The Supreme Court’s opinion in Gonzales v. Carhart upholding the Partial-Birth Abortion Ban Act is beyond belief. The court acknowledges that there is medical support for the position that the procedure at issue, intact dilation and extraction, is sometimes necessary to protect the health of the mother. It goes on to hold that the government can put a doctor in jail if he performs that procedure.
This ruling puts the few doctors willing to perform abortions in an impossible position. In the rare situation where a doctor determines in his best medical judgment that a dilation and extraction is the safest procedure for his patient, how is the doctor to choose between obeying the law and respecting his personal and professional commitment to protect the health of his patient?
For a doctor who confronts that dilemma, it will surely be cold comfort that the court has left the door open for an “as applied” challenge to the law.
Hanover, N.H., April 19, 2007
The writer, a lawyer, is a student at Dartmouth Medical School.
To the Editor:
Re “Denying the Right to Choose” (editorial, April 19):
I was most anxious this morning to obtain a copy of The Times in order to read the predictably apoplectic editorial regarding the Supreme Court decision upholding the ban on what was described by the late pro-choice Daniel Patrick Moynihan as “infanticide.”

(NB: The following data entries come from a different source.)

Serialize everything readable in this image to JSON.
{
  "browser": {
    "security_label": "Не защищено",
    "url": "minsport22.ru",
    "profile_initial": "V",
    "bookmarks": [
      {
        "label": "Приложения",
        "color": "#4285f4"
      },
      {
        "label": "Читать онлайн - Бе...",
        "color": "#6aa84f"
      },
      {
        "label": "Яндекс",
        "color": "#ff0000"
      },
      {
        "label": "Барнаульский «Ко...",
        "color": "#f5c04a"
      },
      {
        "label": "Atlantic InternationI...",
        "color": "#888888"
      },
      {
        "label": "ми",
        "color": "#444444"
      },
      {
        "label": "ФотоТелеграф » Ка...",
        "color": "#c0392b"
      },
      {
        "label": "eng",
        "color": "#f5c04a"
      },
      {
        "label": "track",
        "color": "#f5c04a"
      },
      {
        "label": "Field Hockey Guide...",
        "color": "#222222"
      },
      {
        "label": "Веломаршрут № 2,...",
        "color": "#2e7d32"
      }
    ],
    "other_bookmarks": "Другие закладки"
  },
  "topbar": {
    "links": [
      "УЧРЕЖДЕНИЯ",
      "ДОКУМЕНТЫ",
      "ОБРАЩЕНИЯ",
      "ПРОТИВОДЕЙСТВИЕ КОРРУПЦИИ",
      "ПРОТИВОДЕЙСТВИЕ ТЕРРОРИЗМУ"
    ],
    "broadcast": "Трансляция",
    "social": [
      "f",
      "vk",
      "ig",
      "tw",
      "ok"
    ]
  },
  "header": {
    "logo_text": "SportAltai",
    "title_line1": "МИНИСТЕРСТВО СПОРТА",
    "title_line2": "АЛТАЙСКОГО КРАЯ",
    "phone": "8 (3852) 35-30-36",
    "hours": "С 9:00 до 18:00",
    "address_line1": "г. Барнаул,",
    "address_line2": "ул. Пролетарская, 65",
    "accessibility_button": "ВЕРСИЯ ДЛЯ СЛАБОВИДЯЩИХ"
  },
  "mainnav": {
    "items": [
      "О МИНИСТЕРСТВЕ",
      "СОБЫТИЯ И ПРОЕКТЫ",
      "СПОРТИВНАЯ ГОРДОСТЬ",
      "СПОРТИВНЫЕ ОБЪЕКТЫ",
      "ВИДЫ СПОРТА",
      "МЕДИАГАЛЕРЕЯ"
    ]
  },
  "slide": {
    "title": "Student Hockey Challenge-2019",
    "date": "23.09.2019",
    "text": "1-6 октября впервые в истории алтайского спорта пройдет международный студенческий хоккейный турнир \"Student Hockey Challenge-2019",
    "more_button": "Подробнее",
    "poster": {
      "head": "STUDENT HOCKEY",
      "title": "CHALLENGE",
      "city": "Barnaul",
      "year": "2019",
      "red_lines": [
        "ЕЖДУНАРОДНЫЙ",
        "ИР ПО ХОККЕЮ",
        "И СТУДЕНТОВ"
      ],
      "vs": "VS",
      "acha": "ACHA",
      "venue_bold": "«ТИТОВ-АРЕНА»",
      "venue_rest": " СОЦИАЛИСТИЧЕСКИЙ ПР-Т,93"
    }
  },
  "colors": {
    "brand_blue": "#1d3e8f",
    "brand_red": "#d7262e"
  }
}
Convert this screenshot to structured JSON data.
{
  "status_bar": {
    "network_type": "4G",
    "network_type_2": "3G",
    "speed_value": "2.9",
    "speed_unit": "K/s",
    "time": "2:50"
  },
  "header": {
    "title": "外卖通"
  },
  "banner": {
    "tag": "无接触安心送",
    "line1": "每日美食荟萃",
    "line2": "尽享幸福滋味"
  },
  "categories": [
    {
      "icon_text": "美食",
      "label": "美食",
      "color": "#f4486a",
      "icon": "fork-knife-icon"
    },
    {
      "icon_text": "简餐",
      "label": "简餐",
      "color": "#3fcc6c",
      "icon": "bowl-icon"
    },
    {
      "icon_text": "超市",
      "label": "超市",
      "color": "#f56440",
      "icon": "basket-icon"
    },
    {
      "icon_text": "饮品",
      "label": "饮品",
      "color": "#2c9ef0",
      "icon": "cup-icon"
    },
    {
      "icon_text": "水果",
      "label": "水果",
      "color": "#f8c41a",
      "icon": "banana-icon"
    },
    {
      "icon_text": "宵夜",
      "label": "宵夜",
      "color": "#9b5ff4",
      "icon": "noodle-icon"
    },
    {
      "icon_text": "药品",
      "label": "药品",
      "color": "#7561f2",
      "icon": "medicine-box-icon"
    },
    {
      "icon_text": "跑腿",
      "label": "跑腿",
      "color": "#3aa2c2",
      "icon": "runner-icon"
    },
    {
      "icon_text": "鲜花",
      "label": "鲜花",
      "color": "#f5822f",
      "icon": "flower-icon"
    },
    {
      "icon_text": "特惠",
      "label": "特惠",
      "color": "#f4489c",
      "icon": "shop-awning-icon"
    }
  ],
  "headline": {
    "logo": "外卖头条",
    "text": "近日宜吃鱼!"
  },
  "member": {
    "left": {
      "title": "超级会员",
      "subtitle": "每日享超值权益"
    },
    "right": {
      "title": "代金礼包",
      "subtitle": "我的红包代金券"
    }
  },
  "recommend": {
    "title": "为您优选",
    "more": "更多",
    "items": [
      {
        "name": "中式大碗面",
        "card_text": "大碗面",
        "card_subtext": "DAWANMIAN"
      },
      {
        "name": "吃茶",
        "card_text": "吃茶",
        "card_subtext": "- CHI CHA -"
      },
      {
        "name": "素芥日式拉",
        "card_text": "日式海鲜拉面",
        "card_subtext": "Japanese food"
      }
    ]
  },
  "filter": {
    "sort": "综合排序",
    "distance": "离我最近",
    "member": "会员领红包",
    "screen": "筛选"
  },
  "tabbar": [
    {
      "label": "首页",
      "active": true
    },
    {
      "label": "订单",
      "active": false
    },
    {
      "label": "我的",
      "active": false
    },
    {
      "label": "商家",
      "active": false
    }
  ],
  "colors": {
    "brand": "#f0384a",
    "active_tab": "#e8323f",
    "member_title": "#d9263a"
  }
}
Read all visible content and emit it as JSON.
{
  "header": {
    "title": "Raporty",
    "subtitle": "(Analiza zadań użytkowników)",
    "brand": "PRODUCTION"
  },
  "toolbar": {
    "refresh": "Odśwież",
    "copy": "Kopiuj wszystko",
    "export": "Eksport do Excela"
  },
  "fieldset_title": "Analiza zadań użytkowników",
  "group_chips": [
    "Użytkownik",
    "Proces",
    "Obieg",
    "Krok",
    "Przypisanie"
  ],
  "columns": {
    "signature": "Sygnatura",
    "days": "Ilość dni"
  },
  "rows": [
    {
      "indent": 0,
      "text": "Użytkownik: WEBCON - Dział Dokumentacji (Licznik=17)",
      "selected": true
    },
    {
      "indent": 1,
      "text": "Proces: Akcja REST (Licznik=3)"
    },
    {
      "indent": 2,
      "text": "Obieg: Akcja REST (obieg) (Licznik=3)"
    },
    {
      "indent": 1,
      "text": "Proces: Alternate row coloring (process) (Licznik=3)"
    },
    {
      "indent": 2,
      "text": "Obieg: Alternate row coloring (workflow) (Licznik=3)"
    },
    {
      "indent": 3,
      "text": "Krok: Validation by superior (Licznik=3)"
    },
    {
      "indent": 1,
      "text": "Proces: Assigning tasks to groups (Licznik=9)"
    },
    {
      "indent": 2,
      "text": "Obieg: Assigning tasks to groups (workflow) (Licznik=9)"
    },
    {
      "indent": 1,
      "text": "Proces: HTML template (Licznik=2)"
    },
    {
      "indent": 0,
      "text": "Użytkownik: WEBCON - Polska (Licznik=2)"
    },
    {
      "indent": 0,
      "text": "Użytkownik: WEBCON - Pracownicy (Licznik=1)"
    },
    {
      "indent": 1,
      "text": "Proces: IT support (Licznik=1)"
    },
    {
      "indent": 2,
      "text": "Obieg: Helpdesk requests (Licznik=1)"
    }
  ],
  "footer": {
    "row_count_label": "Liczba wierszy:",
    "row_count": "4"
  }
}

I was not in the least disappointed: “fundamental dishonesty,” “atrocious result,” “so-called partial-birth method” and so on. As I read and reread your wail of dismay, I looked for, and couldn’t find, the words baby, human life or even fetus.
You are upset that the court finally made the observation that pregnancy involves two persons, even if one of them lost legal standing under Roe’s tortured discovery of a right that had somehow failed to be noticed for 200 years.
Rockville Centre, N.Y., April 19, 2007
Read this. Key passage:
I’m not naive enough to suppose that being Ned Flanders-nice to the class creep is a blanket vaccination against future bloodshed.
But trying to be a little more civil, a little less cruel and exclusive and hypercompetitive, might make a difference to somebody. At the very least, it might make our society a slightly easier place to be the odd man out.
It’s not a magic fix. But then, nothing is.
If people had just been nicer to the mass murderer, he would have desisted.